The Real Victims of Our Cowardice
In the past few weeks I have used strong negative language:
Please understand: this is not an emotional reaction on my part. Instead, it is an intentional effort to call you out. And it is this “intentionality” that I encourage you to undertake as well. It is time we, as a profession, called out our “NaySayers” and detractors, our “doom and gloomers.”
Have I made you angry? I cannot say I am sorry. You should be angry. At least I have created some emotion and out of that emotion may come some resolve and out of that resolve may come some action.
This past two weeks have taught me the difference between sadness and discouragement.
Thankfully, I am not discouraged. But I am sad. Very sad. And sadness has an effect…an enervating effect.

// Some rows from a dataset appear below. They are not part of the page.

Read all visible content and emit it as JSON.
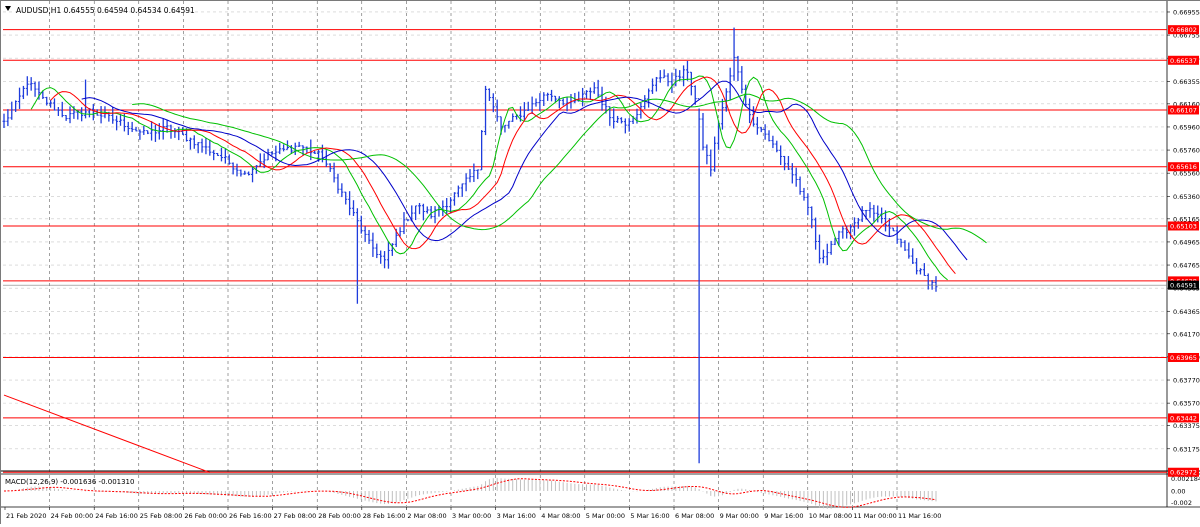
{
  "chart_data": {
    "type": "candlestick",
    "title": "AUDUSD,H1  0.64555 0.64594 0.64534 0.64591",
    "ylim": [
      0.63,
      0.6705
    ],
    "x_labels": [
      "21 Feb 2020",
      "24 Feb 00:00",
      "24 Feb 16:00",
      "25 Feb 08:00",
      "26 Feb 00:00",
      "26 Feb 16:00",
      "27 Feb 08:00",
      "28 Feb 00:00",
      "28 Feb 16:00",
      "2 Mar 08:00",
      "3 Mar 00:00",
      "3 Mar 16:00",
      "4 Mar 08:00",
      "5 Mar 00:00",
      "5 Mar 16:00",
      "6 Mar 08:00",
      "9 Mar 00:00",
      "9 Mar 16:00",
      "10 Mar 08:00",
      "11 Mar 00:00",
      "11 Mar 16:00"
    ],
    "y_ticks": [
      "0.66955",
      "0.66755",
      "0.66555",
      "0.66355",
      "0.66160",
      "0.65960",
      "0.65760",
      "0.65560",
      "0.65360",
      "0.65165",
      "0.64965",
      "0.64765",
      "0.64565",
      "0.64365",
      "0.64170",
      "0.63970",
      "0.63770",
      "0.63570",
      "0.63375",
      "0.63175"
    ],
    "hlines": [
      "0.66802",
      "0.66537",
      "0.66107",
      "0.65616",
      "0.65103",
      "0.64628",
      "0.63965",
      "0.63442",
      "0.62972"
    ],
    "current_price": "0.64591",
    "price_anchors": [
      [
        0,
        0.66
      ],
      [
        3,
        0.6615
      ],
      [
        6,
        0.6635
      ],
      [
        10,
        0.662
      ],
      [
        16,
        0.6605
      ],
      [
        22,
        0.661
      ],
      [
        30,
        0.66
      ],
      [
        36,
        0.659
      ],
      [
        42,
        0.6595
      ],
      [
        48,
        0.6585
      ],
      [
        56,
        0.657
      ],
      [
        62,
        0.6555
      ],
      [
        68,
        0.6572
      ],
      [
        76,
        0.658
      ],
      [
        82,
        0.657
      ],
      [
        86,
        0.6545
      ],
      [
        90,
        0.652
      ],
      [
        94,
        0.6495
      ],
      [
        98,
        0.648
      ],
      [
        102,
        0.6508
      ],
      [
        106,
        0.6528
      ],
      [
        110,
        0.652
      ],
      [
        114,
        0.653
      ],
      [
        118,
        0.6545
      ],
      [
        122,
        0.656
      ],
      [
        124,
        0.663
      ],
      [
        128,
        0.6595
      ],
      [
        134,
        0.661
      ],
      [
        140,
        0.6625
      ],
      [
        146,
        0.6615
      ],
      [
        152,
        0.663
      ],
      [
        156,
        0.6605
      ],
      [
        160,
        0.66
      ],
      [
        164,
        0.6612
      ],
      [
        168,
        0.664
      ],
      [
        172,
        0.6635
      ],
      [
        176,
        0.6645
      ],
      [
        178,
        0.662
      ],
      [
        180,
        0.658
      ],
      [
        182,
        0.656
      ],
      [
        184,
        0.66
      ],
      [
        186,
        0.6625
      ],
      [
        188,
        0.6655
      ],
      [
        190,
        0.663
      ],
      [
        192,
        0.6605
      ],
      [
        196,
        0.659
      ],
      [
        200,
        0.657
      ],
      [
        204,
        0.655
      ],
      [
        208,
        0.6515
      ],
      [
        210,
        0.648
      ],
      [
        214,
        0.65
      ],
      [
        218,
        0.651
      ],
      [
        222,
        0.6525
      ],
      [
        226,
        0.6515
      ],
      [
        230,
        0.65
      ],
      [
        234,
        0.6478
      ],
      [
        238,
        0.6462
      ],
      [
        240,
        0.6459
      ]
    ],
    "spikes": [
      {
        "bar": 21,
        "high": 0.6637
      },
      {
        "bar": 91,
        "low": 0.6443
      },
      {
        "bar": 179,
        "low": 0.6305,
        "high": 0.6612
      },
      {
        "bar": 188,
        "high": 0.6682
      }
    ],
    "trendline": {
      "from": [
        0,
        0.6364
      ],
      "to": [
        53,
        0.6297
      ]
    },
    "ma_periods": [
      5,
      8,
      13,
      21
    ],
    "ma_shifts": [
      3,
      5,
      8,
      13
    ],
    "indicator": {
      "label": "MACD(12,26,9) -0.001636 -0.001310",
      "y_ticks": [
        "0.002184",
        "0.00",
        "-0.002"
      ],
      "ylim": [
        -0.0026,
        0.0026
      ]
    },
    "colors": {
      "grid": "#c8c8c8",
      "hline": "#ff0000",
      "bars": "#1e3cdc",
      "ma": [
        "#00c000",
        "#ff0000",
        "#0000c8"
      ],
      "label_box": "#ff0000",
      "price_box": "#000000",
      "macd_hist": "#c0c0c0",
      "macd_signal": "#ff0000"
    }
  }
}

I am feeling your pain.
That pain comes from having the answers to your client’s questions but facing an increasing number of people who are less and less interested in answers. I have that same pain. In most instances, I know what needs to be done to turn a business around. A bold statement? Really? In most instances, you know what needs to be done to best help a family. Likewise, my experience and training enable me to know what needs to be done to solve most business problems. In my case, if it is a parallel, our profession seems fixated on a direction that, for more than 30 years, has produced only more of the same…decline. I have learned that tact and diplomacy can work; but not often. So, I have chosen a tactic that I think you should adopt as well: Boldness. After all, most of you have lost so much ground that you can only gain.

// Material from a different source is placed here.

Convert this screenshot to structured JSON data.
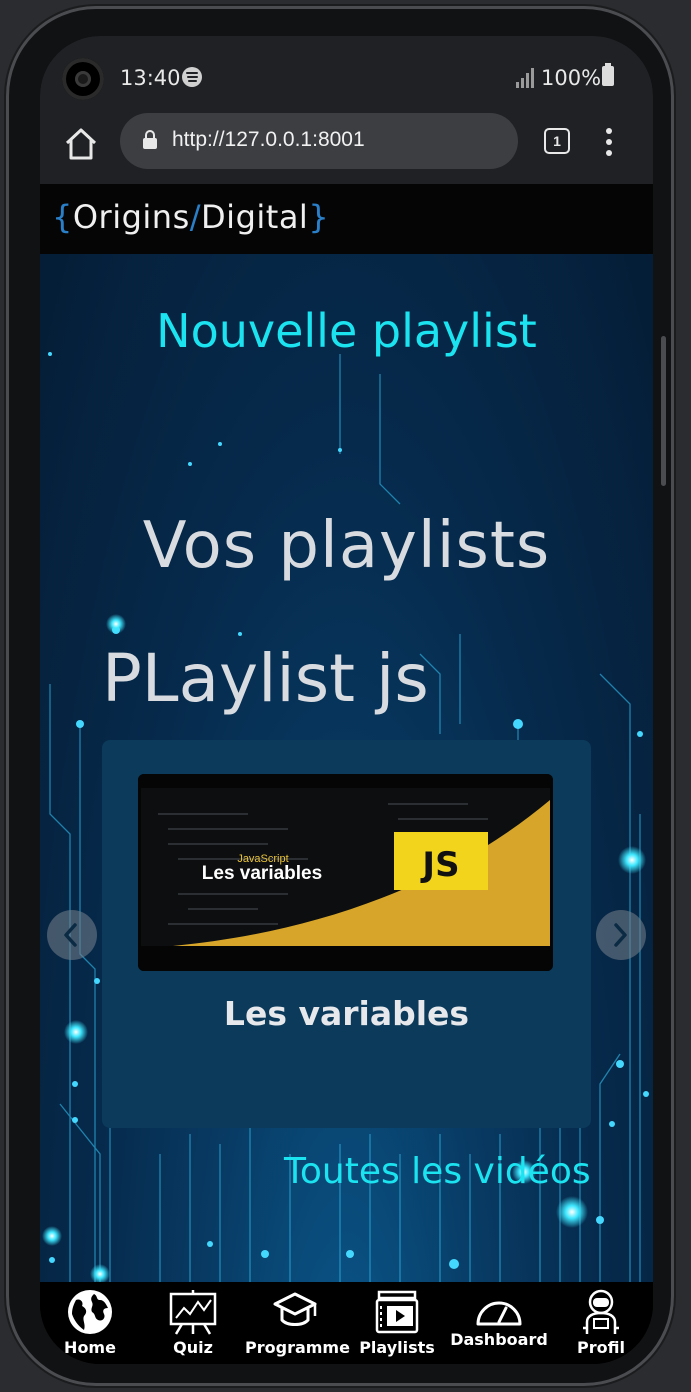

My sadness comes from the awareness that I can’t win them all. My optimism, though, comes from my unwillingness to give up. My willingness to fight for what I believe. From the cold, stark fact that I know that if I give in (even just a little bit) the battle is lost. More important, though, is the experience that the more I am willing to take a stand the more I win…some.